Description and ecological characteristics
Caves are formed by the erosion of soluble rocks, such as limestones. They typically form the subterranean components of a distinctive ‘karst’ landscape, and are associated with various topographic features, including gorges, dry valleys, 8240 Limestone pavements, and dolines (surface depressions and hollows). Caves not open to the public is interpreted as referring to natural caves which are not routinely exploited for tourism, and which host specialist or endemic cave species or support important populations of Annex II species.
Caves lack natural illumination, and therefore support species which are adapted to living in the dark. Microclimatic conditions vary widely within and between caves, and this determines the composition of the fauna and flora. Many species feed on detritus derived from the surface; others are carnivorous. Cave-dwelling species (cavernicoles) can be divided into three categories:
- Troglobites – obligate cave-dwellers which typically display morphological adaptations, such as reduced pigmentation and regressed eyes.
- Troglophiles – facultative cave-dwellers which may have permanent populations in caves but which are also found in other suitable habitats.
- Trogloxenes – species which are found in caves but only for part of their life cycle.
The cavernicolous flora and fauna of the UK and other parts of northern Europe is highly impoverished compared to southern Europe. The reason for this is that most karst areas in the UK (except for parts of southern England) were glaciated during the Pleistocene, and many species are therefore recent colonists. Southern Europe escaped glaciation and consequently has a richer fauna of highly-specialised relict troglobites.
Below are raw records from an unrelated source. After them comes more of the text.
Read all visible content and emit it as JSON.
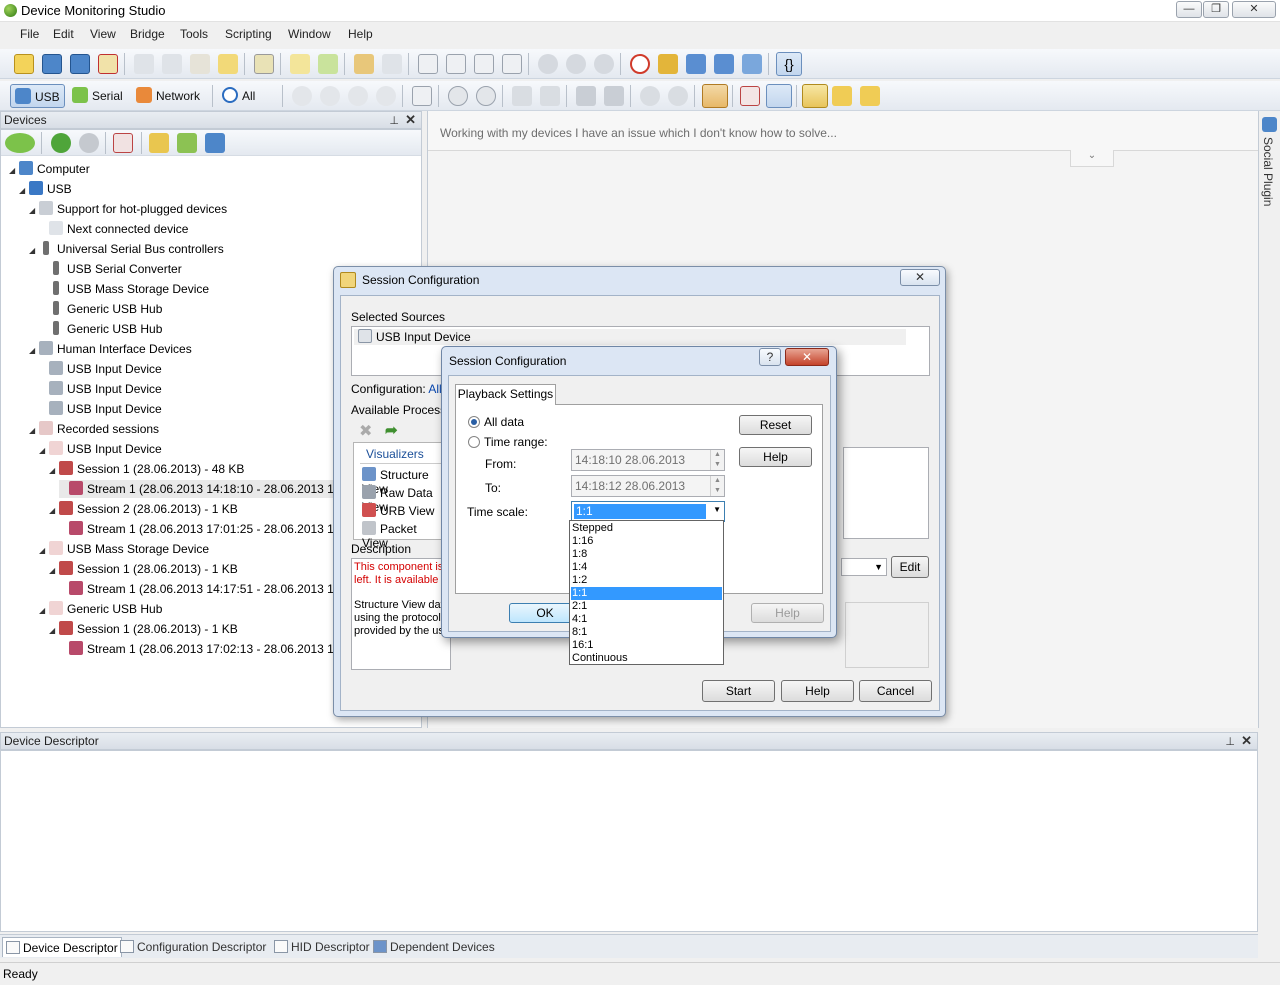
{
  "window": {
    "title": "Device Monitoring Studio",
    "caption_buttons": [
      "minimize",
      "restore",
      "close"
    ]
  },
  "menu": [
    "File",
    "Edit",
    "View",
    "Bridge",
    "Tools",
    "Scripting",
    "Window",
    "Help"
  ],
  "source_toolbar": {
    "usb": "USB",
    "serial": "Serial",
    "network": "Network",
    "all": "All"
  },
  "devices_panel": {
    "title": "Devices",
    "tree": [
      {
        "label": "Computer",
        "level": 0,
        "expanded": true,
        "icon": "computer-icon"
      },
      {
        "label": "USB",
        "level": 1,
        "expanded": true,
        "icon": "usb-icon"
      },
      {
        "label": "Support for hot-plugged devices",
        "level": 2,
        "expanded": true,
        "icon": "hotplug-icon"
      },
      {
        "label": "Next connected device",
        "level": 3,
        "expanded": null,
        "icon": "next-device-icon"
      },
      {
        "label": "Universal Serial Bus controllers",
        "level": 2,
        "expanded": true,
        "icon": "usb-plug-icon"
      },
      {
        "label": "USB Serial Converter",
        "level": 3,
        "expanded": null,
        "icon": "usb-plug-icon"
      },
      {
        "label": "USB Mass Storage Device",
        "level": 3,
        "expanded": null,
        "icon": "usb-plug-icon"
      },
      {
        "label": "Generic USB Hub",
        "level": 3,
        "expanded": null,
        "icon": "usb-plug-icon"
      },
      {
        "label": "Generic USB Hub",
        "level": 3,
        "expanded": null,
        "icon": "usb-plug-icon"
      },
      {
        "label": "Human Interface Devices",
        "level": 2,
        "expanded": true,
        "icon": "hid-icon"
      },
      {
        "label": "USB Input Device",
        "level": 3,
        "expanded": null,
        "icon": "hid-icon"
      },
      {
        "label": "USB Input Device",
        "level": 3,
        "expanded": null,
        "icon": "hid-icon"
      },
      {
        "label": "USB Input Device",
        "level": 3,
        "expanded": null,
        "icon": "hid-icon"
      },
      {
        "label": "Recorded sessions",
        "level": 2,
        "expanded": true,
        "icon": "recorded-sessions-icon"
      },
      {
        "label": "USB Input Device",
        "level": 3,
        "expanded": true,
        "icon": "session-doc-icon"
      },
      {
        "label": "Session 1 (28.06.2013) - 48 KB",
        "level": 4,
        "expanded": true,
        "icon": "session-icon"
      },
      {
        "label": "Stream 1 (28.06.2013 14:18:10 - 28.06.2013 14:",
        "level": 5,
        "expanded": null,
        "icon": "stream-icon",
        "selected": true
      },
      {
        "label": "Session 2 (28.06.2013) - 1 KB",
        "level": 4,
        "expanded": true,
        "icon": "session-icon"
      },
      {
        "label": "Stream 1 (28.06.2013 17:01:25 - 28.06.2013 17:0",
        "level": 5,
        "expanded": null,
        "icon": "stream-icon"
      },
      {
        "label": "USB Mass Storage Device",
        "level": 3,
        "expanded": true,
        "icon": "session-doc-icon"
      },
      {
        "label": "Session 1 (28.06.2013) - 1 KB",
        "level": 4,
        "expanded": true,
        "icon": "session-icon"
      },
      {
        "label": "Stream 1 (28.06.2013 14:17:51 - 28.06.2013 14:",
        "level": 5,
        "expanded": null,
        "icon": "stream-icon"
      },
      {
        "label": "Generic USB Hub",
        "level": 3,
        "expanded": true,
        "icon": "session-doc-icon"
      },
      {
        "label": "Session 1 (28.06.2013) - 1 KB",
        "level": 4,
        "expanded": true,
        "icon": "session-icon"
      },
      {
        "label": "Stream 1 (28.06.2013 17:02:13 - 28.06.2013 17:0",
        "level": 5,
        "expanded": null,
        "icon": "stream-icon"
      }
    ]
  },
  "social": {
    "input_placeholder": "Working with my devices I have an issue which I don't know how to solve...",
    "tab": "Social Plugin"
  },
  "descriptor_panel": {
    "title": "Device Descriptor"
  },
  "bottom_tabs": [
    "Device Descriptor",
    "Configuration Descriptor",
    "HID Descriptor",
    "Dependent Devices"
  ],
  "status": "Ready",
  "session_dialog": {
    "title": "Session Configuration",
    "selected_sources_label": "Selected Sources",
    "source": "USB Input Device",
    "configuration_label": "Configuration:",
    "configuration_value": "All D",
    "available_label": "Available Processing",
    "visualizers_tab": "Visualizers",
    "visualizers": [
      "Structure View",
      "Raw Data View",
      "URB View",
      "Packet View"
    ],
    "description_label": "Description",
    "description_red": [
      "This component is",
      "left. It is available"
    ],
    "description_black": [
      "Structure View dat",
      "using the protocol",
      "provided by the us"
    ],
    "edit_label": "Edit",
    "start_label": "Start",
    "help_label": "Help",
    "cancel_label": "Cancel"
  },
  "playback_dialog": {
    "title": "Session Configuration",
    "tab": "Playback Settings",
    "all_data": "All data",
    "time_range": "Time range:",
    "from_label": "From:",
    "from_value": "14:18:10 28.06.2013",
    "to_label": "To:",
    "to_value": "14:18:12 28.06.2013",
    "time_scale_label": "Time scale:",
    "time_scale_value": "1:1",
    "time_scale_options": [
      "Stepped",
      "1:16",
      "1:8",
      "1:4",
      "1:2",
      "1:1",
      "2:1",
      "4:1",
      "8:1",
      "16:1",
      "Continuous"
    ],
    "reset_label": "Reset",
    "help_label": "Help",
    "ok_label": "OK",
    "help2_label": "Help",
    "help_glyph": "?",
    "close_glyph": "✕"
  }
}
Cavernicoles in the UK include bacteria, algae, fungi and various groups of invertebrates (e.g. insects, spiders and crustaceans). Characteristic troglobites and troglophiles include Porrhoma rosenhaueri (a blind cave spider), Trechus micros (a ground beetle), Niphargus glennei (an amphipod, only known from Devon in the UK), and Arrhopalites pygmaeus (a springtail). Some caves are important hibernation sites for bat species, including all four Annex II species found in the UK.
European status and distribution
Caves not open to the public are widely distributed in Europe but are most frequent in the extensive limestone regions of southern Europe. The cavernicolous fauna of southern European caves includes a large number of troglobites, many of which are endemics. Notable species include amphibians, such as the blind cave salamander Proteus anguinus. An assessment of the occurrence and protection of the habitat throughout Europe was provided by Juberthie (1995).
UK status and distribution
In the UK, caves are particularly characteristic of the limestone areas of the North Pennines, the Peak District, the Mendips, south Wales, and County Fermanagh. Examples also occur in Devon, north Wales and Scotland.
Click here view UK distribution of this species
SACs where this Annex I habitat is a qualifying feature, but not a primary reason for site selection
- Limestone Coast of South West Wales/ Arfordir Calchfaen de Orllewin Cymru East Wales, West Wales and The Valleys
- Mells Valley Dorset and Somerset
- Mendip Limestone Grasslands Dorset and Somerset, Gloucestershire, Wiltshire and Bristol/Bath area
- North Somerset and Mendip Bats Dorset and Somerset, Gloucestershire, Wiltshire and Bristol/Bath area
- South Hams Devon
- Usk Bat Sites/ Safleoedd Ystlumod Wysg East Wales, West Wales and The Valleys
Many designated sites are on private land: the listing of a site in these pages does not imply any right of public access.
Please note that the map shows sites where the presence of a feature is classed as ‘grade d’, but these sites are not listed. This is because ‘grade d’ indicates a non-significant presence.